Tally every line of the records below that includes "photo", and reply with the total alone.

━━━ The input ━━━

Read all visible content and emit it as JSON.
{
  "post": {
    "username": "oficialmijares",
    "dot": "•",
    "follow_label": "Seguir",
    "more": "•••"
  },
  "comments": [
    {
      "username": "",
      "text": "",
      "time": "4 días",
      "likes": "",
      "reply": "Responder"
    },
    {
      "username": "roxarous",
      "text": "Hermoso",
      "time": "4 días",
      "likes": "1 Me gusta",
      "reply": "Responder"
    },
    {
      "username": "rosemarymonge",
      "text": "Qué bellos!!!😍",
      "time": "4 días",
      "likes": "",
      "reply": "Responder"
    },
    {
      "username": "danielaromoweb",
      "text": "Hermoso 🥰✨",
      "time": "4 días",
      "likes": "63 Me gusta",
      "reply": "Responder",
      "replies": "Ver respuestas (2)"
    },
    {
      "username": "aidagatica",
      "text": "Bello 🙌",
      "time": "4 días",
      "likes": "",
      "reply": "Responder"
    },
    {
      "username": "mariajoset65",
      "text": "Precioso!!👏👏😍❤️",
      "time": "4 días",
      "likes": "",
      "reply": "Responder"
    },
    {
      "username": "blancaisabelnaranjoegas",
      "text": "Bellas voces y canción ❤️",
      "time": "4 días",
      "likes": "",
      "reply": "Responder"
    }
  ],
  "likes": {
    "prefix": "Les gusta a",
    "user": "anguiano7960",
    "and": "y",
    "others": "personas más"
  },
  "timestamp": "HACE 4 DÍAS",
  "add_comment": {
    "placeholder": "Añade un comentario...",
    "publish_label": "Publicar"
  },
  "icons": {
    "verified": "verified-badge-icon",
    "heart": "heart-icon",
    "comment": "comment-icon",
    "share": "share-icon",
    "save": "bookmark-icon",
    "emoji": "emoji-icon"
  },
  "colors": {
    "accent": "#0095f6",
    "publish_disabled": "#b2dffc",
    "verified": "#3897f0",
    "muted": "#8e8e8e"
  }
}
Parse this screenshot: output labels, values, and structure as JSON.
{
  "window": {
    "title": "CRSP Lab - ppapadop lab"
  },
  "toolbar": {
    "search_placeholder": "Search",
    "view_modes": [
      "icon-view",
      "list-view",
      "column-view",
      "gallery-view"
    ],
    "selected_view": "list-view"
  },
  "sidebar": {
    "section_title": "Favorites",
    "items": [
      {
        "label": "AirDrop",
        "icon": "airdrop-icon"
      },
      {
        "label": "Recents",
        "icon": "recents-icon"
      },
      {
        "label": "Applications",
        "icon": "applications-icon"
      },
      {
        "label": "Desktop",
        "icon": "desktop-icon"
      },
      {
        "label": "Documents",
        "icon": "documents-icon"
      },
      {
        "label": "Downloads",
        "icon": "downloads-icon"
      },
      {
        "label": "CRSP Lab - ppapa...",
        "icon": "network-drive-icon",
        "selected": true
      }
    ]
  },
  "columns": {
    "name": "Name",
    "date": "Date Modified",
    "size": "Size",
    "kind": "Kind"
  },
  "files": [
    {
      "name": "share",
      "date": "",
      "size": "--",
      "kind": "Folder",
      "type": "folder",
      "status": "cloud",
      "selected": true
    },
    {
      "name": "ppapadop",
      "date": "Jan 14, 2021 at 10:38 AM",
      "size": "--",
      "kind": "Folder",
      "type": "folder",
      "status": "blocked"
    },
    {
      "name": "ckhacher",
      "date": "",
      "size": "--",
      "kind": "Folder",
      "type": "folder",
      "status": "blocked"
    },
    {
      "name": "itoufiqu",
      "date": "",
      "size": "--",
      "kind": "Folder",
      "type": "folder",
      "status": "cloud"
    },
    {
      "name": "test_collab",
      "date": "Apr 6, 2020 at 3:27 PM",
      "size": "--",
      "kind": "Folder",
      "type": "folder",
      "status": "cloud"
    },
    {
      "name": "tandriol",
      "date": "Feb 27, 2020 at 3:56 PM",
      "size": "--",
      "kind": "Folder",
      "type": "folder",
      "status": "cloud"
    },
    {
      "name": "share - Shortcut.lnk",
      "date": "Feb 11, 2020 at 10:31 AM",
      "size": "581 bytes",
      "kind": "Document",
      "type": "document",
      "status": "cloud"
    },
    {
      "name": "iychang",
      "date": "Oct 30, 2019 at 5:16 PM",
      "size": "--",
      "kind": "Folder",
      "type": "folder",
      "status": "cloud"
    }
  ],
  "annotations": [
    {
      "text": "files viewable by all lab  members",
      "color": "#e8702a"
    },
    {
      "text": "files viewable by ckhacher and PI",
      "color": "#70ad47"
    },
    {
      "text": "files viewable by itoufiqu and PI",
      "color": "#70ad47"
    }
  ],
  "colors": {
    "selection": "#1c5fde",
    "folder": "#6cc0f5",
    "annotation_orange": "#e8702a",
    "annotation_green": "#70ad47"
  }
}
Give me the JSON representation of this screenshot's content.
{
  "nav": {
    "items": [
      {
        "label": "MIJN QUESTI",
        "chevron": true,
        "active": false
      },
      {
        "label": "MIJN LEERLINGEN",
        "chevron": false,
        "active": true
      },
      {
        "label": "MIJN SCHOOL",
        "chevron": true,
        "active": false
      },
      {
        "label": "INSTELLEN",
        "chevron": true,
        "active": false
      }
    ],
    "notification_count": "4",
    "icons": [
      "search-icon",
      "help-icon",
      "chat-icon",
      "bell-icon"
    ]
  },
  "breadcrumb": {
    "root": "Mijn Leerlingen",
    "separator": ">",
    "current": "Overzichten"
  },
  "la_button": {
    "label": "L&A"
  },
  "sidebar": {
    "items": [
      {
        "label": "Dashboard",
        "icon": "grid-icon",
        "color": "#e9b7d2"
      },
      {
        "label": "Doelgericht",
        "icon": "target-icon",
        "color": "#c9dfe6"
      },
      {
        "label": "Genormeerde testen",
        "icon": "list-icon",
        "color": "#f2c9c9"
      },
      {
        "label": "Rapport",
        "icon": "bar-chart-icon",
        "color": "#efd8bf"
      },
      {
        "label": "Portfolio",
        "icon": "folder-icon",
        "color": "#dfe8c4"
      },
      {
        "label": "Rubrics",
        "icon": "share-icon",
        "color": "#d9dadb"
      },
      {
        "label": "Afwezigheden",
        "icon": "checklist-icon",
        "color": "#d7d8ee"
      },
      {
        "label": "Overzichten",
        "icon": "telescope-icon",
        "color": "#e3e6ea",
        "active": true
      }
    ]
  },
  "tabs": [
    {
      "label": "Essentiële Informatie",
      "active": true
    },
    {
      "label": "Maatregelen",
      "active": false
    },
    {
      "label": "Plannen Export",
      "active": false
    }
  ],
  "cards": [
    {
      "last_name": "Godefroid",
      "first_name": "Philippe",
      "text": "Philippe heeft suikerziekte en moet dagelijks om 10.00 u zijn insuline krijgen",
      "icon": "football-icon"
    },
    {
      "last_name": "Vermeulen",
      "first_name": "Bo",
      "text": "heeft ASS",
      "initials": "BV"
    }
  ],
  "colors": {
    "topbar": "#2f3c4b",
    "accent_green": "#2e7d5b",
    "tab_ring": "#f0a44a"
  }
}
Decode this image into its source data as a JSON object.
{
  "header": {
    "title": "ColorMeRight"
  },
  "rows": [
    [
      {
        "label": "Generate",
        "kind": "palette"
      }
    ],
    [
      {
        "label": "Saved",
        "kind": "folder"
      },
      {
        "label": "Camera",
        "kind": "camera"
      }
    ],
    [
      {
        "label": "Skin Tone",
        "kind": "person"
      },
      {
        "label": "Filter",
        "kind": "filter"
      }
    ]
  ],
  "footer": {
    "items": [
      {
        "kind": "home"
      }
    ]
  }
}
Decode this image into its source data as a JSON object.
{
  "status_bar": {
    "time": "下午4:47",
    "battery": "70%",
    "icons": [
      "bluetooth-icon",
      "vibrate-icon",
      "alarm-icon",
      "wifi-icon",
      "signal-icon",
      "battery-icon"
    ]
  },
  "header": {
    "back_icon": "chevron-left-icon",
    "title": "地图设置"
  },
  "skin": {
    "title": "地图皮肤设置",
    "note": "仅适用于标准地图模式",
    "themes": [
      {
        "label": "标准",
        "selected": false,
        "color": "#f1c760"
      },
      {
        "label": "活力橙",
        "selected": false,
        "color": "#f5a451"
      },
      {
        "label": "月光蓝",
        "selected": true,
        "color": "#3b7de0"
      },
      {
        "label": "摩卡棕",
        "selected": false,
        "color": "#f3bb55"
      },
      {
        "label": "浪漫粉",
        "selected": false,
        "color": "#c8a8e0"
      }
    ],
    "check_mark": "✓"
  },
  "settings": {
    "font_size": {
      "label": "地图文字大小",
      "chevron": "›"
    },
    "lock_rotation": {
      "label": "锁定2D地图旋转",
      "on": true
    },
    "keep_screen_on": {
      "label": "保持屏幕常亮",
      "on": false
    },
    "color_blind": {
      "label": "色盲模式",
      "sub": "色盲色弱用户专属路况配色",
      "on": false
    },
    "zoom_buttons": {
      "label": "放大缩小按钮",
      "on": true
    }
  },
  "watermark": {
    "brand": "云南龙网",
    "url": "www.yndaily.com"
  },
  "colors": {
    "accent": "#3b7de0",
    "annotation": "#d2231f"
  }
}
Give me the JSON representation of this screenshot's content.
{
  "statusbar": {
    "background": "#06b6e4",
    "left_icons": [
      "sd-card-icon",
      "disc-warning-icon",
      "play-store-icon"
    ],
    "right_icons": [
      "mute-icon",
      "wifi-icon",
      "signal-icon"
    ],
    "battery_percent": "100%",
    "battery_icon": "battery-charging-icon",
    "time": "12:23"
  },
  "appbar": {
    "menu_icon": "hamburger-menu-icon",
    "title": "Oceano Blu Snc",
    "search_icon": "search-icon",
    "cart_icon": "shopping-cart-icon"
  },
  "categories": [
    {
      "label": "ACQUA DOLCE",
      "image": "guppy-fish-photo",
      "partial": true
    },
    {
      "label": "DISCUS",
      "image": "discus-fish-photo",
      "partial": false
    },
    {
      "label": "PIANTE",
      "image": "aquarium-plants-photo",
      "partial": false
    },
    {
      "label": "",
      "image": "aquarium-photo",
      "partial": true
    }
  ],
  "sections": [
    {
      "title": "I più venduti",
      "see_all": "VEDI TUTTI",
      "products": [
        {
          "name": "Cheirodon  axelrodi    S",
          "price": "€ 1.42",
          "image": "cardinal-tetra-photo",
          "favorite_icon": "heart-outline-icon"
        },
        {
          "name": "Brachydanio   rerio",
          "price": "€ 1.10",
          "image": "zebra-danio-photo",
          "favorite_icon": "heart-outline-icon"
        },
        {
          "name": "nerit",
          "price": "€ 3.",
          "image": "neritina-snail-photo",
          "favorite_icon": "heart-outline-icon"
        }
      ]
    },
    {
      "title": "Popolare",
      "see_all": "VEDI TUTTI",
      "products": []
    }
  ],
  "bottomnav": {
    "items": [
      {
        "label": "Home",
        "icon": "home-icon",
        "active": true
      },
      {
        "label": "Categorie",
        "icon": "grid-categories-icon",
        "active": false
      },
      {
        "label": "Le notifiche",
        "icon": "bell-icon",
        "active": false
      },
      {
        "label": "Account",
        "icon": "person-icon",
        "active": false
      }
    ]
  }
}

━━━

■ Finished task: 7